He is famous for his controversial and often hawkish statements, particularly against Israel and the US, which have won him both fans and fierce critics. He has “welcomed war with the United States” on several occasions, even suggesting it in the lead up to the 2015 nuclear agreement.
More recently, in response to threats made by Israeli Prime Minister Benjamin Netanyahu, Salami said that instead of threats, Netanyahu should practice swimming in the Mediterranean – indicating the possible repercussions of an Israeli attack on Iran. And in February, he warned that if Europe conspires to disarm Iran of missiles, Tehran will be forced to increase its missile range beyond the current limits. Iran’s missile capability is “unstoppable and uncontainable,” he said.
Yet despite Salami’s almost 40-year record of military service and skills for the job – at least in the eyes of the country’s leaders – he is only one of the nine major generals, any one of whom could have been appointed.
Thus, Salami’s selection may have political roots. The IRGC-linked newspaper Jahan, for example, claimed that Salami’s new position marks an era of a ‘more clear confrontation’ with the US and Israel.
Indeed, he has long advocated the development of Iran’s deterrence capabilities and defensive means. As commander, he is expected to double down on developing Iran’s ballistic missile programme as well as supporting its regional allies and militias.
Salami will also oversee the activities of the Quds Force, an IRGC unit responsible for extraterritorial operations, giving him a significant say in the way Iran’s network of regional alliances work.
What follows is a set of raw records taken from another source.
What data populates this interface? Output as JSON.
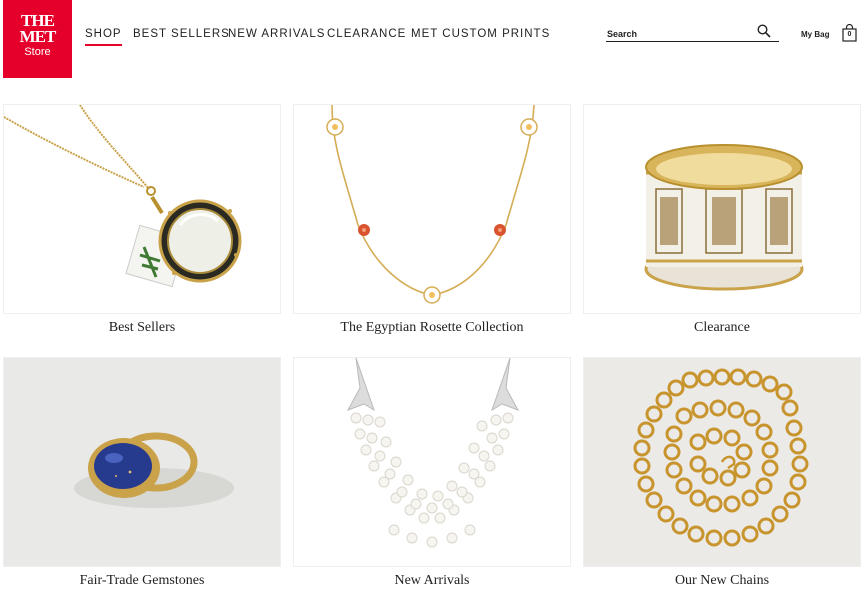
{
  "logo": {
    "line1": "THE",
    "line2": "MET",
    "line3": "Store"
  },
  "nav": {
    "items": [
      {
        "label": "SHOP",
        "active": true
      },
      {
        "label": "BEST SELLERS",
        "active": false
      },
      {
        "label": "NEW ARRIVALS",
        "active": false
      },
      {
        "label": "CLEARANCE",
        "active": false
      },
      {
        "label": "MET CUSTOM PRINTS",
        "active": false
      }
    ]
  },
  "search": {
    "placeholder": "Search",
    "value": "",
    "icon": "search-icon"
  },
  "bag": {
    "label": "My Bag",
    "count": "0",
    "icon": "shopping-bag-icon"
  },
  "tiles": [
    {
      "caption": "Best Sellers",
      "image": "magnifier-pendant-necklace"
    },
    {
      "caption": "The Egyptian Rosette Collection",
      "image": "rosette-station-necklace"
    },
    {
      "caption": "Clearance",
      "image": "enamel-bangle"
    },
    {
      "caption": "Fair-Trade Gemstones",
      "image": "lapis-gold-ring"
    },
    {
      "caption": "New Arrivals",
      "image": "pearl-multistrand-necklace"
    },
    {
      "caption": "Our New Chains",
      "image": "gold-link-chain"
    }
  ],
  "colors": {
    "brand_red": "#e4002b",
    "text": "#222222",
    "gold": "#c9a24a"
  }
}
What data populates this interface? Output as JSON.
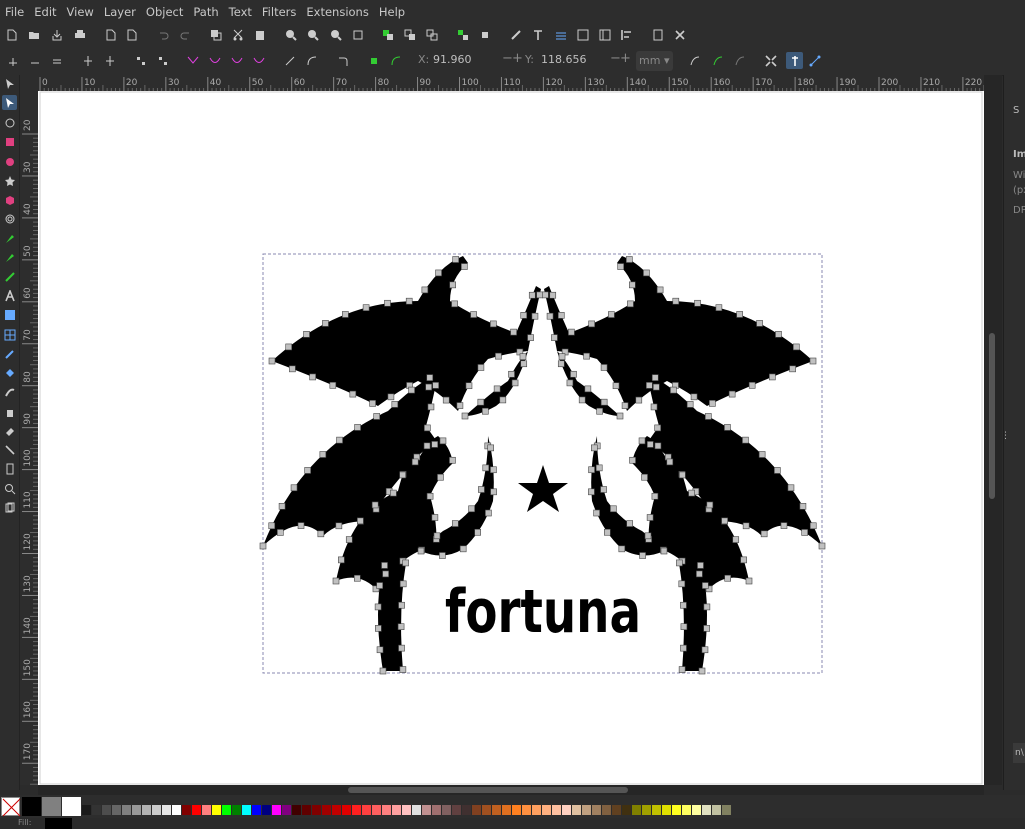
{
  "menu": [
    "File",
    "Edit",
    "View",
    "Layer",
    "Object",
    "Path",
    "Text",
    "Filters",
    "Extensions",
    "Help"
  ],
  "toolctrl": {
    "x_label": "X:",
    "x_value": "91.960",
    "y_label": "Y:",
    "y_value": "118.656",
    "unit": "mm"
  },
  "ruler": {
    "h_ticks": [
      "0",
      "10",
      "20",
      "30",
      "40",
      "50",
      "60",
      "70",
      "80",
      "90",
      "100",
      "110",
      "120",
      "130",
      "140",
      "150",
      "160",
      "170",
      "180",
      "190",
      "200",
      "210",
      "220"
    ],
    "v_ticks": [
      "20",
      "30",
      "40",
      "50",
      "60",
      "70",
      "80",
      "90",
      "100",
      "110",
      "120",
      "130",
      "140",
      "150",
      "160",
      "170"
    ]
  },
  "artwork": {
    "text": "fortuna",
    "colors": {
      "ink": "#000000",
      "node": "#c0c0c0",
      "selection_dash": "#8a8ab0"
    }
  },
  "dock": {
    "tab_partial": "S",
    "label_1": "Im",
    "label_2": "Wi",
    "label_3": "(px",
    "label_4": "DP",
    "bottom_field": "n\\"
  },
  "statusbar": {
    "fill_label": "Fill:"
  },
  "palette_colors": [
    "#000000",
    "#808080",
    "#ffffff",
    "#1a1a1a",
    "#333333",
    "#4d4d4d",
    "#666666",
    "#808080",
    "#999999",
    "#b3b3b3",
    "#cccccc",
    "#e6e6e6",
    "#ffffff",
    "#800000",
    "#ff0000",
    "#ff8080",
    "#ffff00",
    "#00ff00",
    "#008000",
    "#00ffff",
    "#0000ff",
    "#000080",
    "#ff00ff",
    "#800080",
    "#400000",
    "#600000",
    "#800000",
    "#a00000",
    "#c00000",
    "#e00000",
    "#ff2020",
    "#ff4040",
    "#ff6060",
    "#ff8080",
    "#ffa0a0",
    "#ffc0c0",
    "#e0e0e0",
    "#c09090",
    "#a07070",
    "#806060",
    "#604040",
    "#403030",
    "#804020",
    "#a05020",
    "#c06020",
    "#e07020",
    "#ff8020",
    "#ff9040",
    "#ffa060",
    "#ffb080",
    "#ffc0a0",
    "#ffd0c0",
    "#e0c0a0",
    "#c0a080",
    "#a08060",
    "#806040",
    "#604020",
    "#403010",
    "#808000",
    "#a0a000",
    "#c0c000",
    "#e0e000",
    "#ffff20",
    "#ffff60",
    "#ffffa0",
    "#e0e0c0",
    "#c0c0a0",
    "#808060"
  ]
}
However, as organizations under new management usually take time to stabilize, it is too early to say how the change at the top will ultimately affect Iran’s strategy, particularly towards its foreign enemies.